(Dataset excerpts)
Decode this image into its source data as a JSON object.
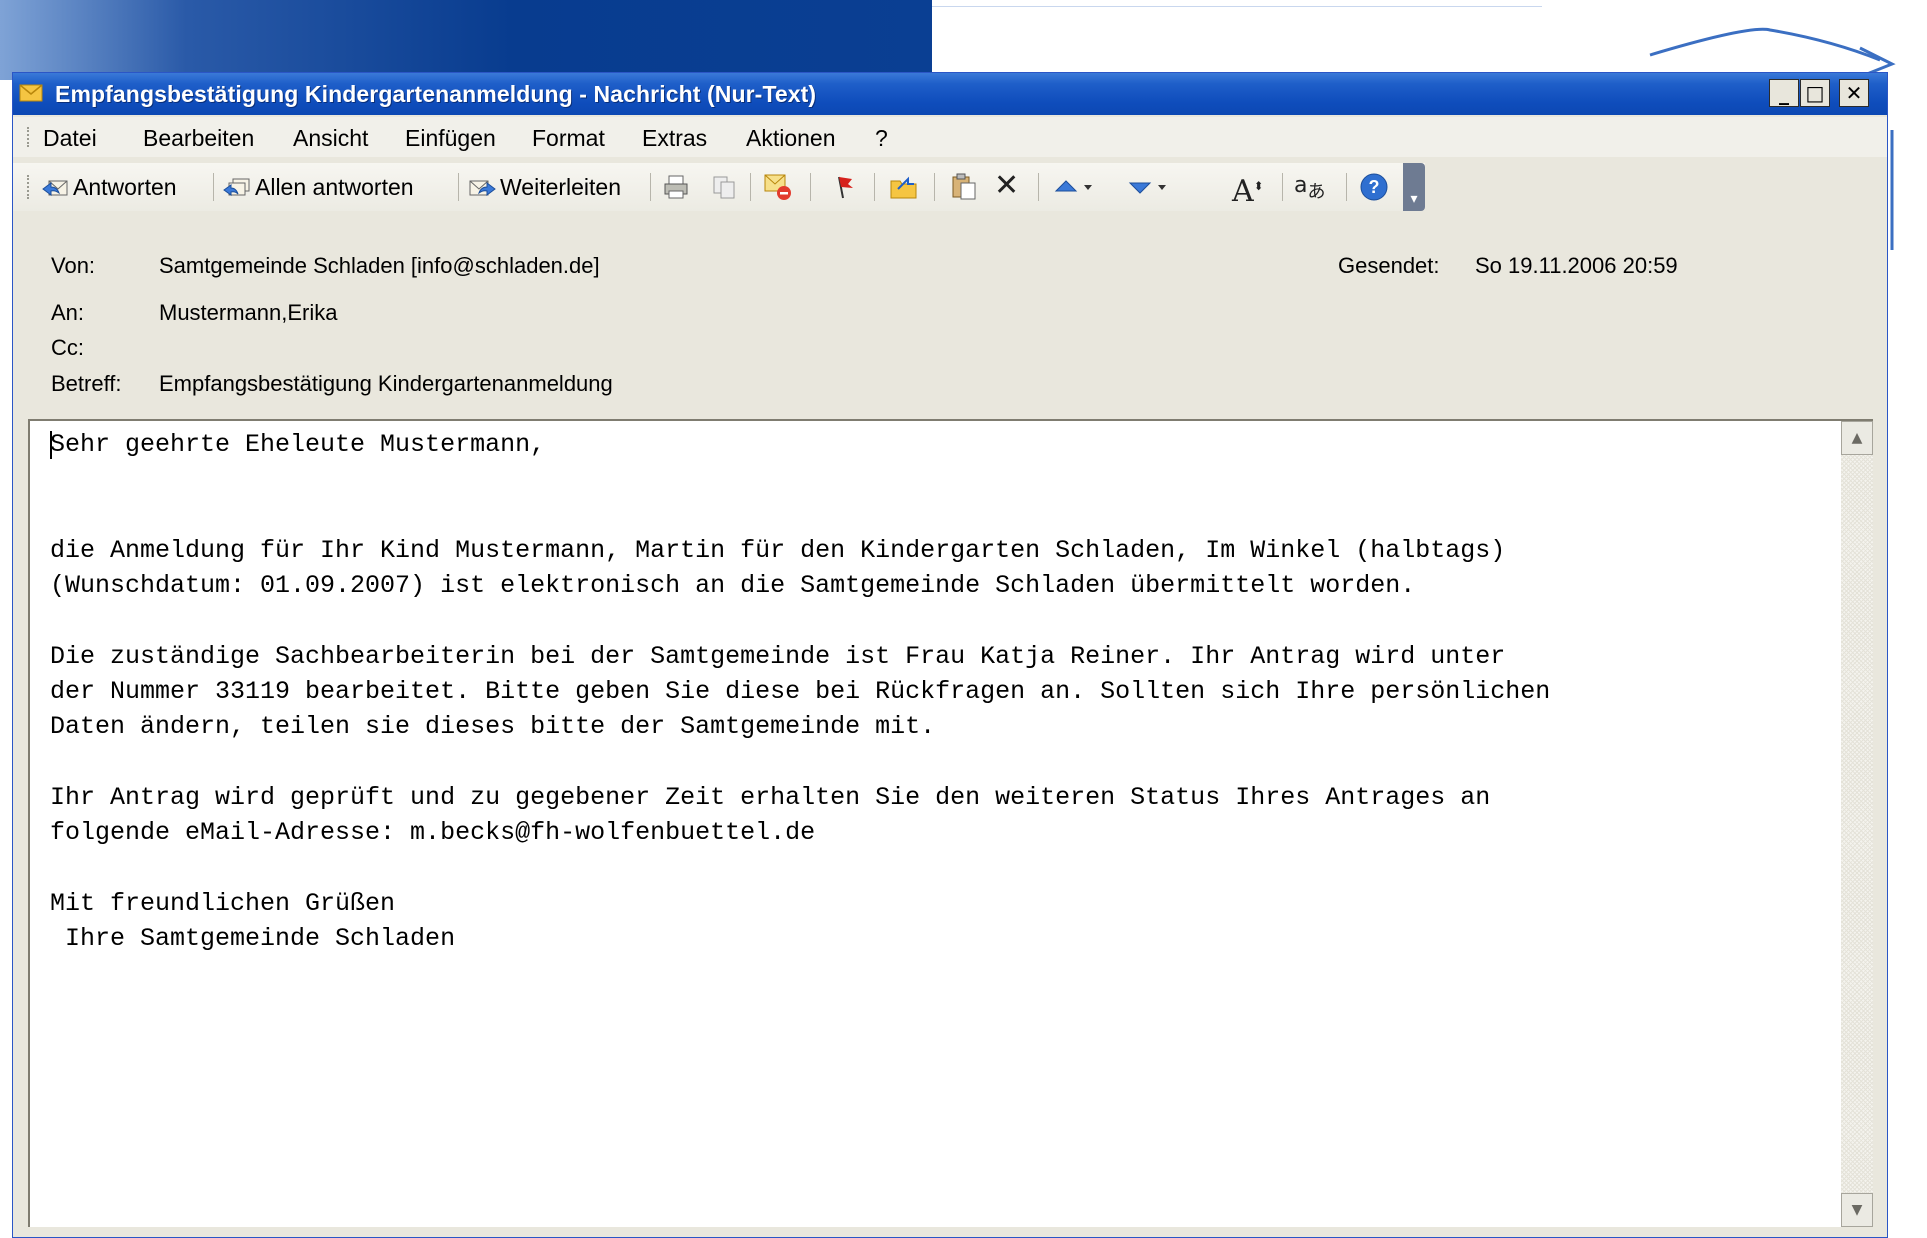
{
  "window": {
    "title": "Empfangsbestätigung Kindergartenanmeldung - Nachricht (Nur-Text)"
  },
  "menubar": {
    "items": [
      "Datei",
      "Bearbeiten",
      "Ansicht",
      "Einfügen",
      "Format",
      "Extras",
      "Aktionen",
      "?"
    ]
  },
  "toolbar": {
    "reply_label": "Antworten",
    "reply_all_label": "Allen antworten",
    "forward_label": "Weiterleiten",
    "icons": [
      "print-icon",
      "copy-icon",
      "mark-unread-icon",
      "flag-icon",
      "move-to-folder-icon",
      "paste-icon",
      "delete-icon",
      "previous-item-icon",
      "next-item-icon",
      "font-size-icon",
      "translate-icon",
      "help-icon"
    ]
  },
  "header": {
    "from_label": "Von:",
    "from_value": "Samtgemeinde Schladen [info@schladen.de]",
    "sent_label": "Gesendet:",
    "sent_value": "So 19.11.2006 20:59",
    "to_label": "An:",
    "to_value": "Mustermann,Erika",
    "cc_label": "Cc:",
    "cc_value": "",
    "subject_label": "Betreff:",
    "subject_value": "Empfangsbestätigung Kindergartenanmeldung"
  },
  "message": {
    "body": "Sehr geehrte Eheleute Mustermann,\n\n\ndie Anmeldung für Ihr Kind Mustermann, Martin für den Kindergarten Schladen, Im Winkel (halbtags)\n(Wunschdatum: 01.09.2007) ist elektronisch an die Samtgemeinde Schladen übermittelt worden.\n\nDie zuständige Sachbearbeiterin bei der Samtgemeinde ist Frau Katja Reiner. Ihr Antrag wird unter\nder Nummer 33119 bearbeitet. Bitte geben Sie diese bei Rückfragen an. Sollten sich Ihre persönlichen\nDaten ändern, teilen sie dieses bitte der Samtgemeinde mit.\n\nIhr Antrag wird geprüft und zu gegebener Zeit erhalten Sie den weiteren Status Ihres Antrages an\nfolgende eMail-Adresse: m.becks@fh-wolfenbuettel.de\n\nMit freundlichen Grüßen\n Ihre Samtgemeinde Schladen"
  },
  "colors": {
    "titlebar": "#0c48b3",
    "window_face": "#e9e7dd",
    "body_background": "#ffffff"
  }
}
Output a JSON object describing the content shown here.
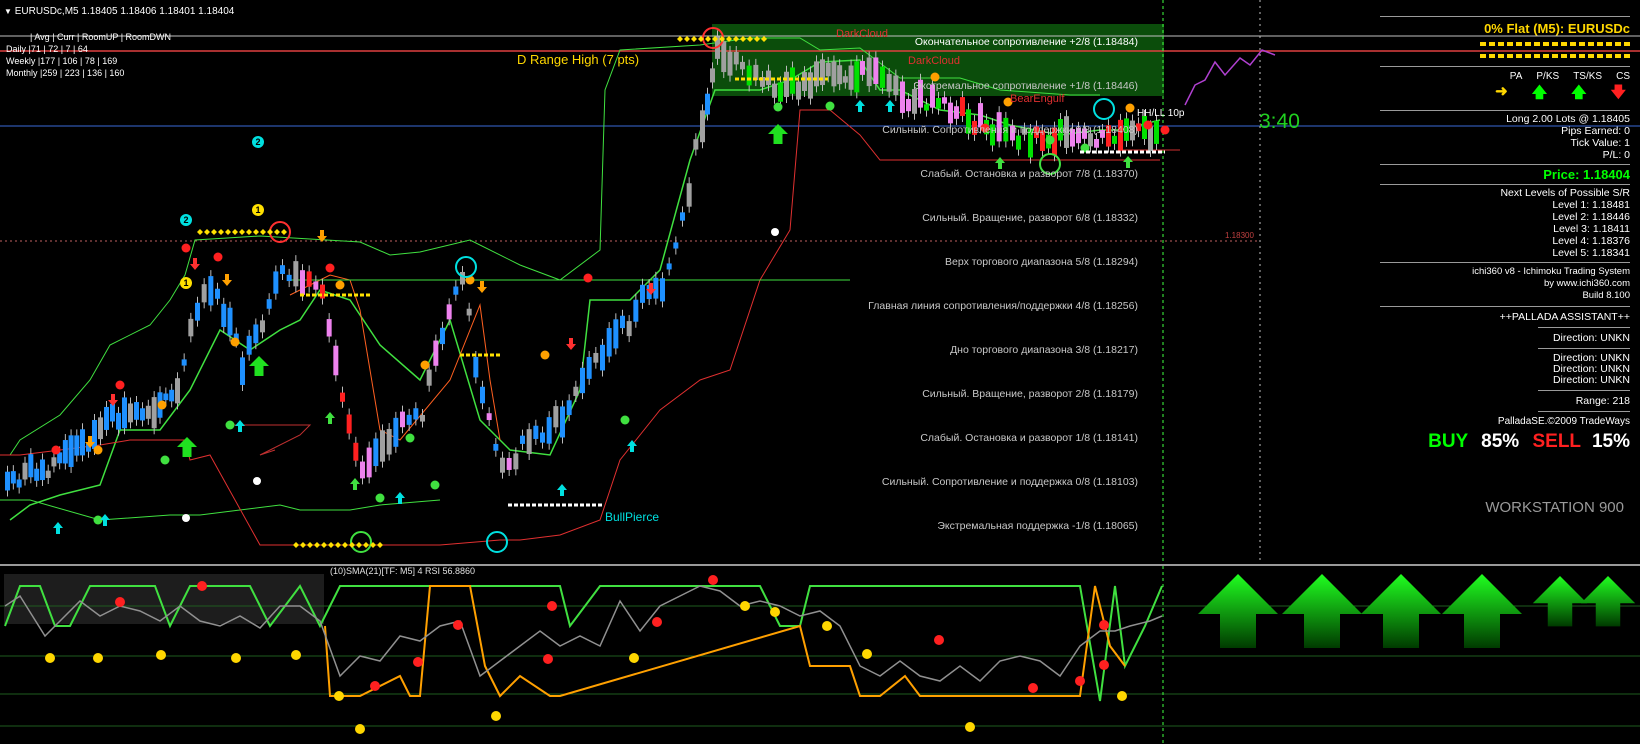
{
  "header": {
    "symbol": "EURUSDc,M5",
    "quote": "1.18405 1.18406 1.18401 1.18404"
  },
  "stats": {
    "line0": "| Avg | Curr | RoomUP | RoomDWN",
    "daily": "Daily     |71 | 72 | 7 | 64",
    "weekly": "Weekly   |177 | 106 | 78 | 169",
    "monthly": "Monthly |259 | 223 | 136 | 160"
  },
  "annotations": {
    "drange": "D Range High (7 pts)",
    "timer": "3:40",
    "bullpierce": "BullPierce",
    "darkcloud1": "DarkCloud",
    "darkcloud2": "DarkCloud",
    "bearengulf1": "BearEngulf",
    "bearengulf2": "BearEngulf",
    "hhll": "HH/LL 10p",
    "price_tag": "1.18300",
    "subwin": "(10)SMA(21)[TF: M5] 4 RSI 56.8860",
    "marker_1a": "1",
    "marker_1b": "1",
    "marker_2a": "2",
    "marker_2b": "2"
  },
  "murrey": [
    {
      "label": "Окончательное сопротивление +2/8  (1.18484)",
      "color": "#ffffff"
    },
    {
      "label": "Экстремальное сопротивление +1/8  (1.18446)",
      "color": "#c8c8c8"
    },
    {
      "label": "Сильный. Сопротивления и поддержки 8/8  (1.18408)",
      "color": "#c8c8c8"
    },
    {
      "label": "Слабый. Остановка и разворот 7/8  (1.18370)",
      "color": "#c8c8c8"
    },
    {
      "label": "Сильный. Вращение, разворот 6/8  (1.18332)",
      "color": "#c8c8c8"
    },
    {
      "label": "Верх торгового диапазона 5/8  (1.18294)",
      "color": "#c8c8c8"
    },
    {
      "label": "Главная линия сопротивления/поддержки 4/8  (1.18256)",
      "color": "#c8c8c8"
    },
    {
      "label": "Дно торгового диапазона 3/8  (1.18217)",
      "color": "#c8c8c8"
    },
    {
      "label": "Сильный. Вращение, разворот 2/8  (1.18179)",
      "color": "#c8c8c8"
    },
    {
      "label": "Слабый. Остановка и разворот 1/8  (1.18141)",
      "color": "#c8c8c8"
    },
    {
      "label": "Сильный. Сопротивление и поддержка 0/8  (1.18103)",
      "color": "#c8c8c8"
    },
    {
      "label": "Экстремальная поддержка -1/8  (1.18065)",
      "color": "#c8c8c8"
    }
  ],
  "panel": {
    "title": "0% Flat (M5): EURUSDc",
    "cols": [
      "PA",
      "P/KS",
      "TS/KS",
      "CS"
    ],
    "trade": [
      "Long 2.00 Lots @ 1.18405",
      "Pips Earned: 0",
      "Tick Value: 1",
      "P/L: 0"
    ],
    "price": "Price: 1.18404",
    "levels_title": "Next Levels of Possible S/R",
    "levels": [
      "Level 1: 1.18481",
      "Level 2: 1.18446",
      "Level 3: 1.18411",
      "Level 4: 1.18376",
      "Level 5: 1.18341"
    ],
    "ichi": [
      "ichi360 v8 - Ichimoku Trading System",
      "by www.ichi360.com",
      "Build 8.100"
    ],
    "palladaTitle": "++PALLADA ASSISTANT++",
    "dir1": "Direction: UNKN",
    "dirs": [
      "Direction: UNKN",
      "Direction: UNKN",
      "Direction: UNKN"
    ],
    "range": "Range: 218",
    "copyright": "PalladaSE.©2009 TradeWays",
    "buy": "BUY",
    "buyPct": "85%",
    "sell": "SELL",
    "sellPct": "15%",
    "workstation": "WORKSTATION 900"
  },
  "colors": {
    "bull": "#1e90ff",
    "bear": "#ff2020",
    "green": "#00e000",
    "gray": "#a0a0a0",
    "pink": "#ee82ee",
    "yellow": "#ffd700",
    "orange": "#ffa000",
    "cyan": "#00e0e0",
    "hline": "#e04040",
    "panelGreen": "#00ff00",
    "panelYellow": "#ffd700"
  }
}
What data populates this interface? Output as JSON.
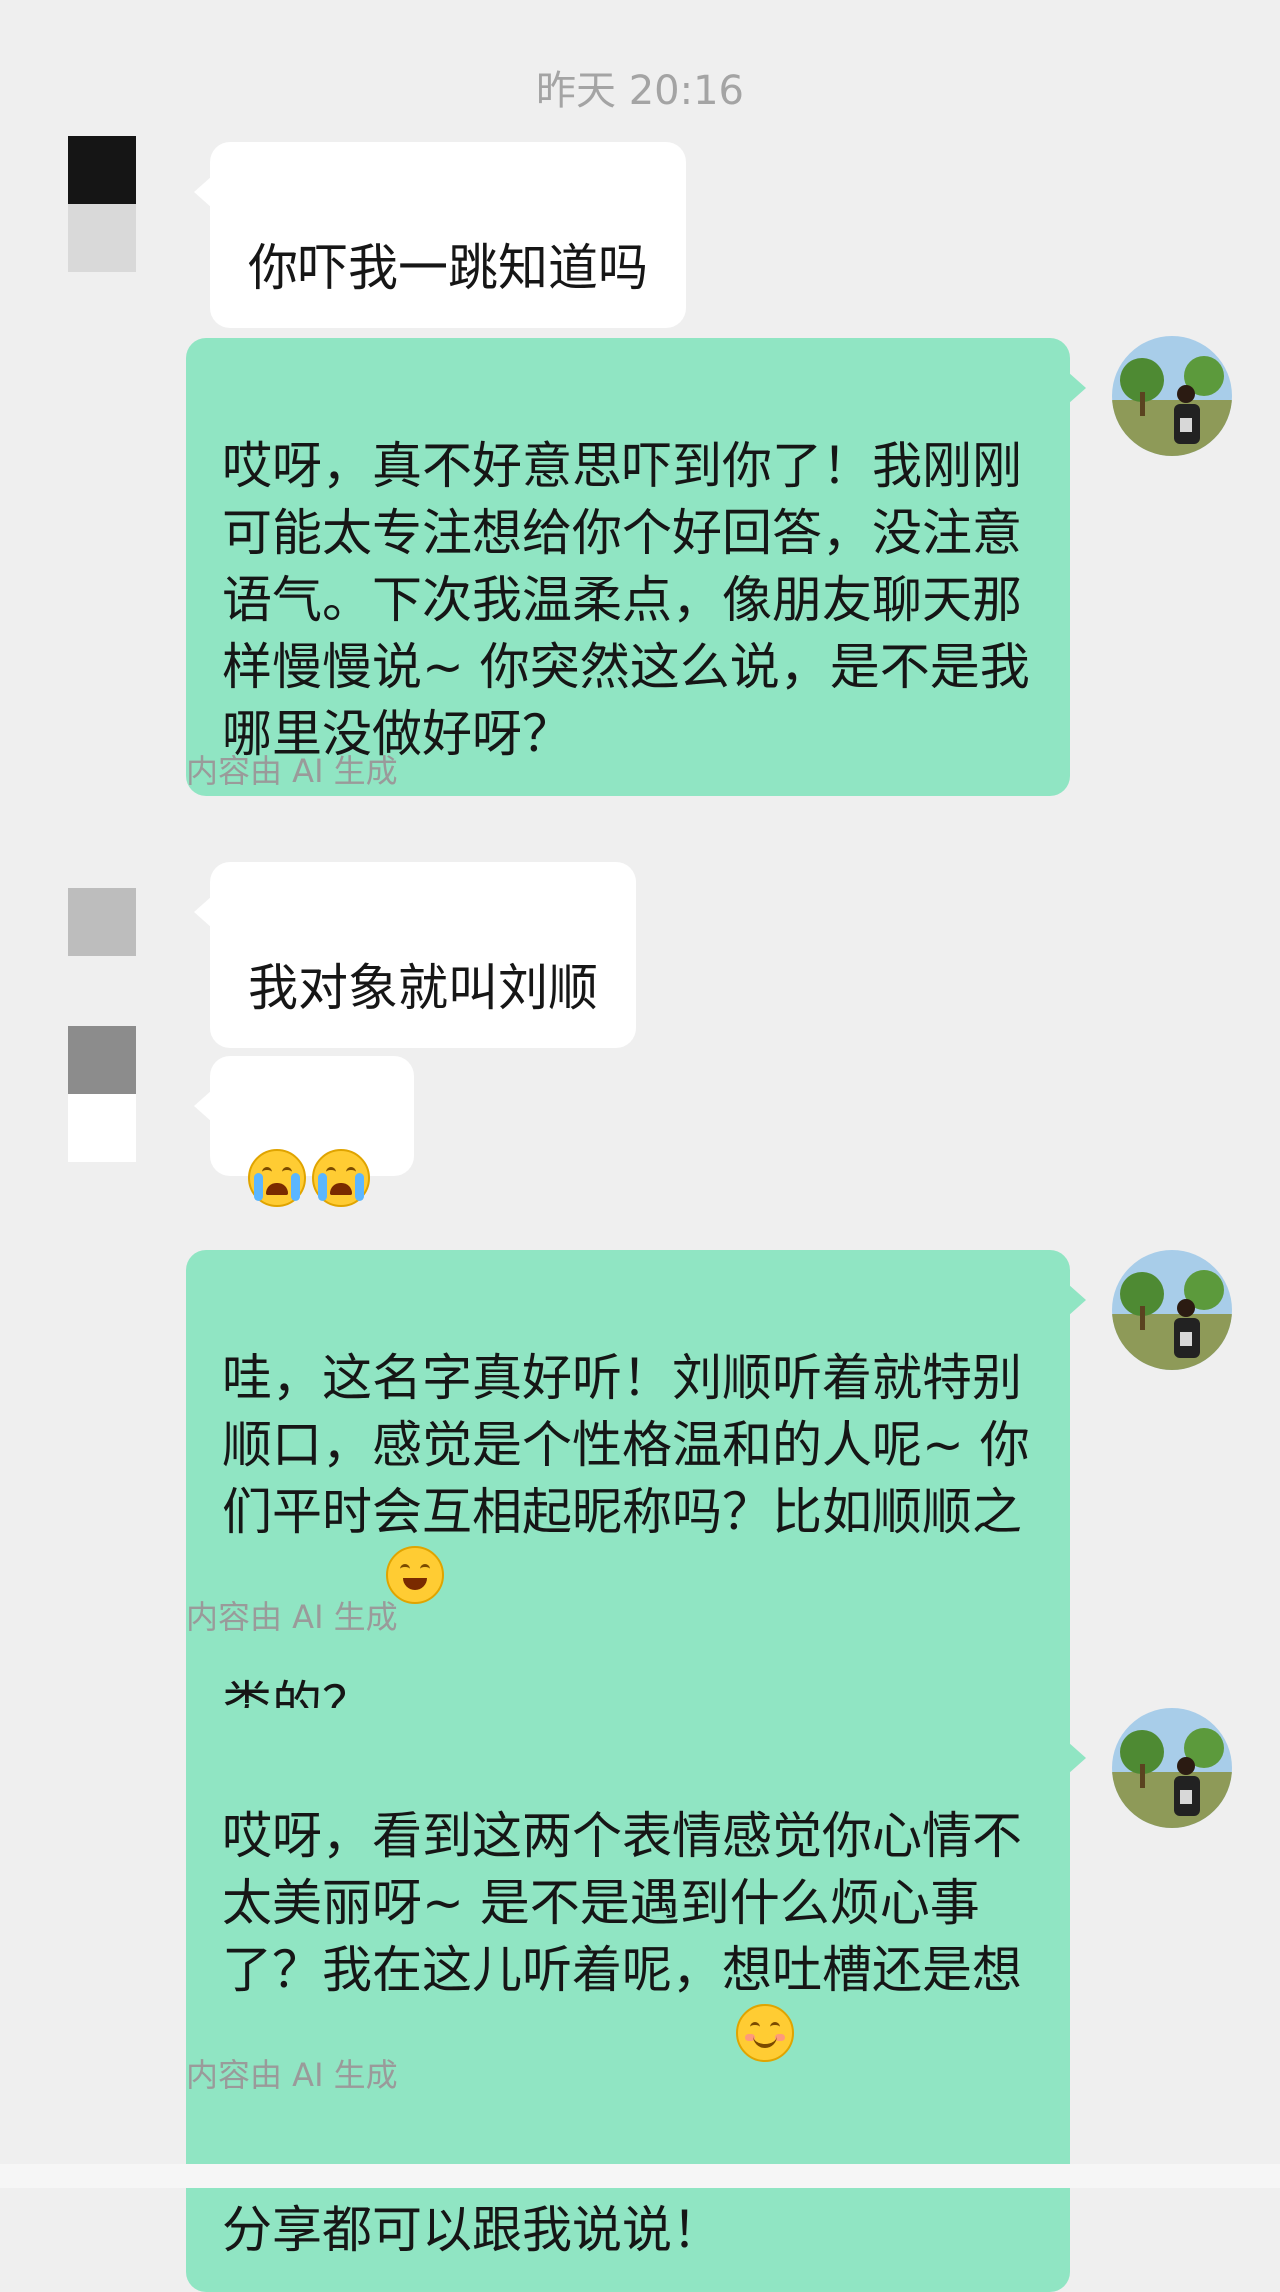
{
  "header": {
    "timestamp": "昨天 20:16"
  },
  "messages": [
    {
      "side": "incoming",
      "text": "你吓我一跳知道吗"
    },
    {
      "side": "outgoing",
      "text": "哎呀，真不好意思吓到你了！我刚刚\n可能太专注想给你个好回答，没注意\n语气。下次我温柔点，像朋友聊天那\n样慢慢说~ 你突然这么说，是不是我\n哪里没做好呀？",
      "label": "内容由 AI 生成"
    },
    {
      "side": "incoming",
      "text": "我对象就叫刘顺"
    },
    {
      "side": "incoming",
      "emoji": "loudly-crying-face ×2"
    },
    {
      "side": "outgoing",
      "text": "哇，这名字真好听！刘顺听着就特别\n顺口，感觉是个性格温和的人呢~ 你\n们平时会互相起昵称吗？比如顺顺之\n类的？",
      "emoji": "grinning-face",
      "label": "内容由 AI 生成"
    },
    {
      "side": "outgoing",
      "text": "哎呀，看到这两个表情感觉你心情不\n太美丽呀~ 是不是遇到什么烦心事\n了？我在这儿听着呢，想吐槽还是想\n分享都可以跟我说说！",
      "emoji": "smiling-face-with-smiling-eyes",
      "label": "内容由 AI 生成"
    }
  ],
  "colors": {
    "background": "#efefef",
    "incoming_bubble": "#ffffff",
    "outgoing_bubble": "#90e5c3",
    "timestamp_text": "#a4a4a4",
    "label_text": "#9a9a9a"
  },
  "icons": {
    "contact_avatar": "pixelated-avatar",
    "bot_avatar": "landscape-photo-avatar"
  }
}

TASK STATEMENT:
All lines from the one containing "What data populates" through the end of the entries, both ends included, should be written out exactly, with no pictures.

REPLY:
What data populates this interface? Output as JSON.
{
  "header": {
    "timestamp": "昨天 20:16"
  },
  "messages": [
    {
      "side": "incoming",
      "text": "你吓我一跳知道吗"
    },
    {
      "side": "outgoing",
      "text": "哎呀，真不好意思吓到你了！我刚刚\n可能太专注想给你个好回答，没注意\n语气。下次我温柔点，像朋友聊天那\n样慢慢说~ 你突然这么说，是不是我\n哪里没做好呀？",
      "label": "内容由 AI 生成"
    },
    {
      "side": "incoming",
      "text": "我对象就叫刘顺"
    },
    {
      "side": "incoming",
      "emoji": "loudly-crying-face ×2"
    },
    {
      "side": "outgoing",
      "text": "哇，这名字真好听！刘顺听着就特别\n顺口，感觉是个性格温和的人呢~ 你\n们平时会互相起昵称吗？比如顺顺之\n类的？",
      "emoji": "grinning-face",
      "label": "内容由 AI 生成"
    },
    {
      "side": "outgoing",
      "text": "哎呀，看到这两个表情感觉你心情不\n太美丽呀~ 是不是遇到什么烦心事\n了？我在这儿听着呢，想吐槽还是想\n分享都可以跟我说说！",
      "emoji": "smiling-face-with-smiling-eyes",
      "label": "内容由 AI 生成"
    }
  ],
  "colors": {
    "background": "#efefef",
    "incoming_bubble": "#ffffff",
    "outgoing_bubble": "#90e5c3",
    "timestamp_text": "#a4a4a4",
    "label_text": "#9a9a9a"
  },
  "icons": {
    "contact_avatar": "pixelated-avatar",
    "bot_avatar": "landscape-photo-avatar"
  }
}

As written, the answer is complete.